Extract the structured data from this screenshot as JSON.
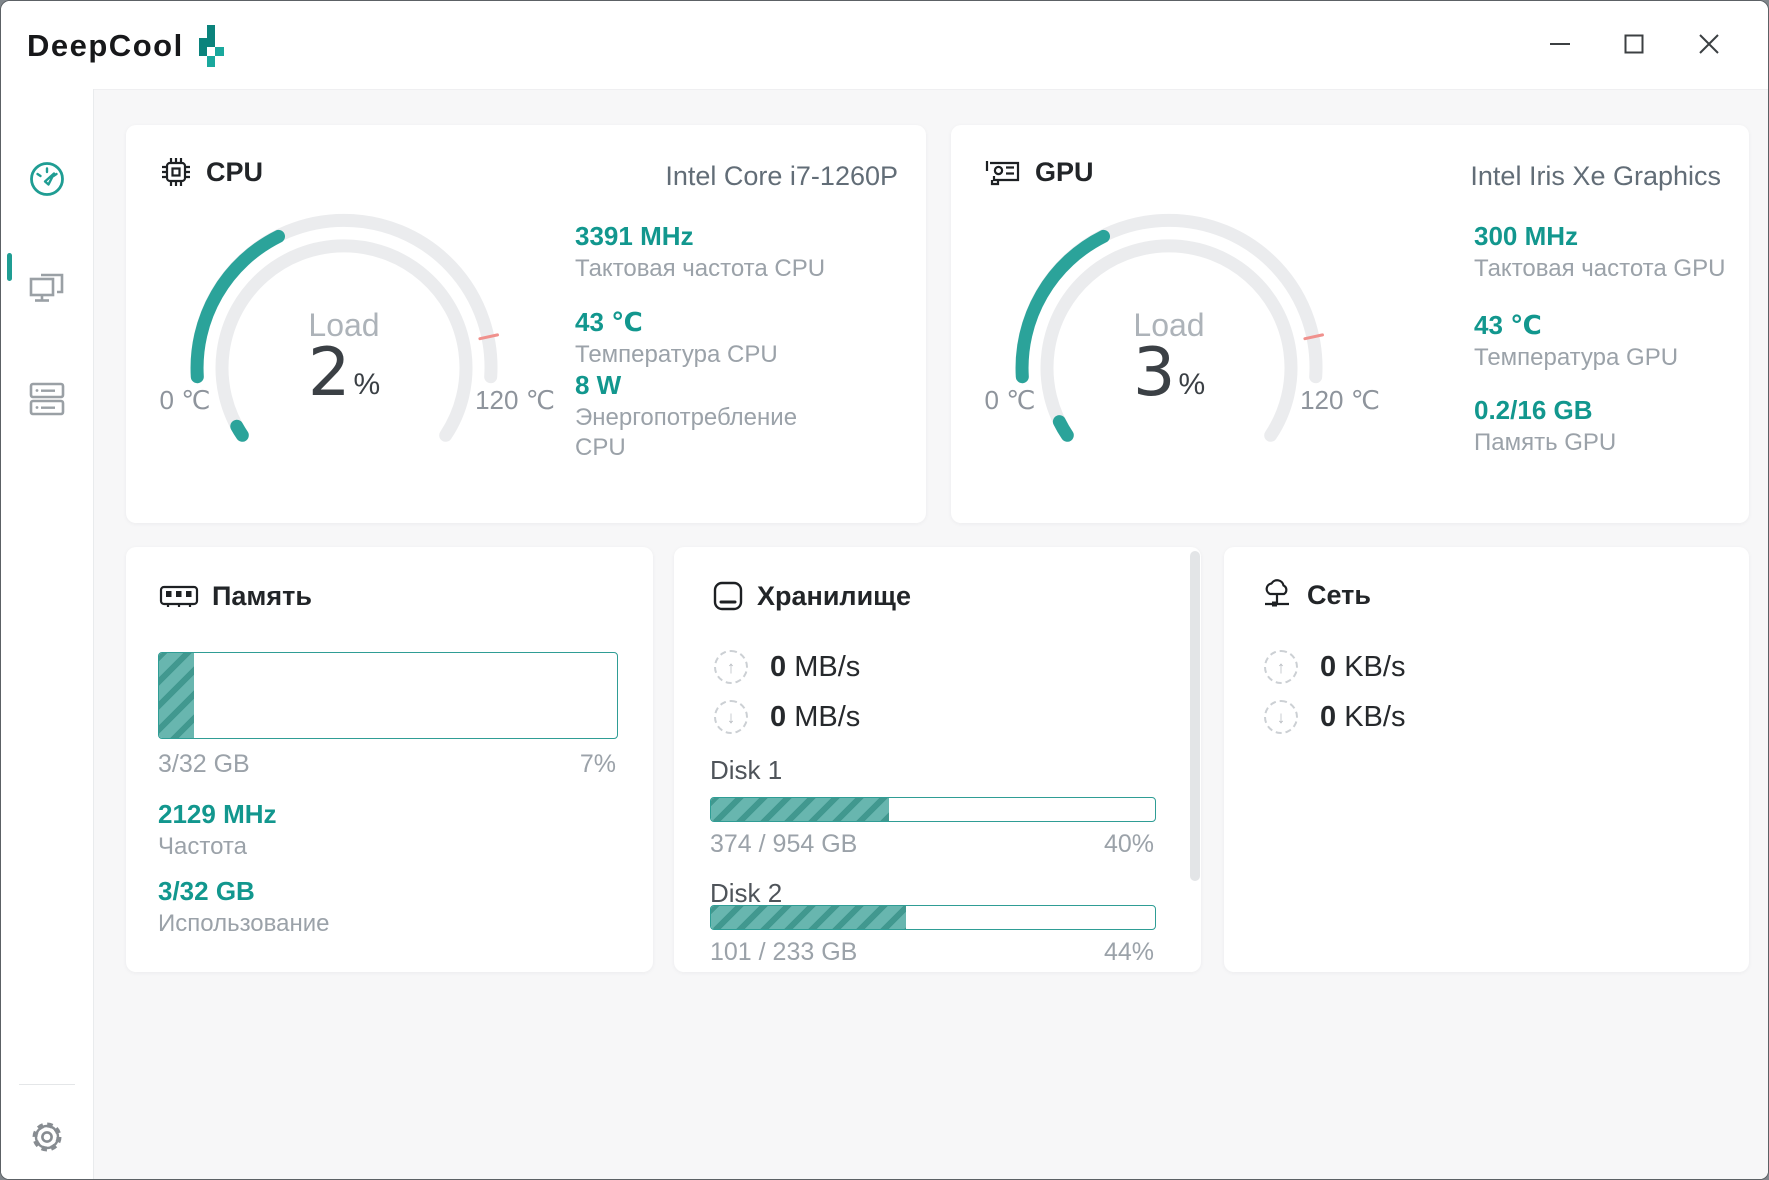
{
  "window": {
    "brand": "DeepCool",
    "controls": {
      "minimize": "minimize",
      "maximize": "maximize",
      "close": "close"
    }
  },
  "colors": {
    "accent": "#1f9d93",
    "accent_text": "#12978e",
    "arc_teal": "#2ba39a",
    "arc_gray": "#ebecee",
    "red_tick": "#f0918d",
    "hatch_dark": "#41988f",
    "hatch_light": "#68b6af"
  },
  "sidebar": {
    "items": [
      {
        "name": "dashboard",
        "active": true
      },
      {
        "name": "displays",
        "active": false
      },
      {
        "name": "devices",
        "active": false
      },
      {
        "name": "settings",
        "active": false
      }
    ]
  },
  "cards": {
    "cpu": {
      "title": "CPU",
      "device": "Intel Core i7-1260P",
      "gauge": {
        "load_label": "Load",
        "load_percent": 2,
        "percent_sign": "%",
        "temp_c": 43,
        "temp_max": 120,
        "tick_c": 110,
        "min_label": "0 ℃",
        "max_label": "120 ℃"
      },
      "stats": [
        {
          "value": "3391 MHz",
          "label": "Тактовая частота CPU"
        },
        {
          "value": "43 ℃",
          "label": "Температура CPU"
        },
        {
          "value": "8 W",
          "label": "Энергопотребление CPU"
        }
      ]
    },
    "gpu": {
      "title": "GPU",
      "device": "Intel Iris Xe Graphics",
      "gauge": {
        "load_label": "Load",
        "load_percent": 3,
        "percent_sign": "%",
        "temp_c": 43,
        "temp_max": 120,
        "tick_c": 110,
        "min_label": "0 ℃",
        "max_label": "120 ℃"
      },
      "stats": [
        {
          "value": "300 MHz",
          "label": "Тактовая частота GPU"
        },
        {
          "value": "43 ℃",
          "label": "Температура GPU"
        },
        {
          "value": "0.2/16 GB",
          "label": "Память GPU"
        }
      ]
    },
    "memory": {
      "title": "Память",
      "bar": {
        "percent": 7.6,
        "used_label": "3/32 GB",
        "percent_label": "7%"
      },
      "stats": [
        {
          "value": "2129 MHz",
          "label": "Частота"
        },
        {
          "value": "3/32 GB",
          "label": "Использование"
        }
      ]
    },
    "storage": {
      "title": "Хранилище",
      "io": [
        {
          "value": "0",
          "unit": " MB/s",
          "dir": "up"
        },
        {
          "value": "0",
          "unit": " MB/s",
          "dir": "down"
        }
      ],
      "disks": [
        {
          "name": "Disk 1",
          "used_label": "374 / 954 GB",
          "percent_label": "40%",
          "percent": 40
        },
        {
          "name": "Disk 2",
          "used_label": "101 / 233 GB",
          "percent_label": "44%",
          "percent": 44
        }
      ]
    },
    "network": {
      "title": "Сеть",
      "io": [
        {
          "value": "0",
          "unit": " KB/s",
          "dir": "up"
        },
        {
          "value": "0",
          "unit": " KB/s",
          "dir": "down"
        }
      ]
    }
  },
  "io_icons": {
    "up": "↑",
    "down": "↓"
  }
}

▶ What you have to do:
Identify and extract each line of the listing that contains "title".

▶ Task answer:
      "title": "CPU",
      "title": "GPU",
      "title": "Память",
      "title": "Хранилище",
      "title": "Сеть",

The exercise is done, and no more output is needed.